Pregnant women in the UK have been urged to take up the offer of free vaccinations ahead of a predicted “twindemic” of seasonal flu and Covid-19.
Pregnant women have been told that they, and their unborn babies, are particularly at risk of complications caused by both viruses because their immune systems naturally weaken during pregnancy.
Rachel Wigglesworth, the Director of Public Health for Cornwall and the Isles of Scilly says: “Please don’t make the mistake of thinking it’s ‘just flu’ or ‘just Covid’ – individually these viruses can cause serious complications for pregnant women but together they can be even more dangerous.
MSN reports: With the virus already starting to circulate in Northamptonshire, and people mixing more than they have been in recent years, it is vitally important that pregnant women get vaccinated as soon as possible.

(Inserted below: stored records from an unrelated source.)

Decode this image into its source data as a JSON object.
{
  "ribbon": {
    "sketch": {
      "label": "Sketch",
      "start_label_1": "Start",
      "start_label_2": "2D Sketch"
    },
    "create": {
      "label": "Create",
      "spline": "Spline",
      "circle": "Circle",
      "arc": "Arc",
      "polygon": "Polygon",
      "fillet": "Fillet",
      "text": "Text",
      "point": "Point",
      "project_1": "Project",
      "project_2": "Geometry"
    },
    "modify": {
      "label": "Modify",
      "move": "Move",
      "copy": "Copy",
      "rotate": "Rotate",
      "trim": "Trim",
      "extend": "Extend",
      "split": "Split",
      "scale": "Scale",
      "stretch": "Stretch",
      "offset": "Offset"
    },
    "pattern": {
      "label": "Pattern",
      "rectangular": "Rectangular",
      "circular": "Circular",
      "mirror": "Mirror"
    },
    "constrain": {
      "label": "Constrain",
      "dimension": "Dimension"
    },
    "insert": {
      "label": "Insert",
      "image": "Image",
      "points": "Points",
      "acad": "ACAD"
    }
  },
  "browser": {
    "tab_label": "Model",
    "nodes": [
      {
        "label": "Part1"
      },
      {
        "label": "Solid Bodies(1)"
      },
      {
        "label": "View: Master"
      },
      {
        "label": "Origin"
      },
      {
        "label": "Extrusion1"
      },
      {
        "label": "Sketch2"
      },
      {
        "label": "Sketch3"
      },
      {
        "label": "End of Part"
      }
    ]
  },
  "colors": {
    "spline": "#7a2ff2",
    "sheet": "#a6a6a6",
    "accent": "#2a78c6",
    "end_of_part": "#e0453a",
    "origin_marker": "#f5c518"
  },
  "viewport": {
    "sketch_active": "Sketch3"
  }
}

Ilene Machiva, deputy director of midwifery at Northampton General Hospital said: “Flu can have serious complications for pregnant people.
“There is good evidence that pregnant people have a higher chance of developing complications if they get flu, particularly in the later stages of pregnancy. Women who have had a flu vaccine while pregnant also pass some protection on to their babies, which lasts for the first few months of their lives.”
If you have not yet had your flu vaccine and are pregnant, you can contact your midwife or GP to arrange yours. Mara Tonks, deputy director of midwifery at Kettering General Hospital, added: “I’d like to reassure pregnant women who are currently unvaccinated that the flu vaccine can be given safely at any stage of pregnancy, from the first few weeks up to the due date.
“If you are currently pregnant do prioritise getting yours.”
Pregnant women should also consider getting the Covid-19 vaccine, which is recommended by the Royal College of Midwives, as they are at greater risk of becoming seriously ill with the disease.
The vaccine can be given at any point during pregnancy and recent research shows that being inoculated in pregnancy can also give your baby protection for the first six months of their life.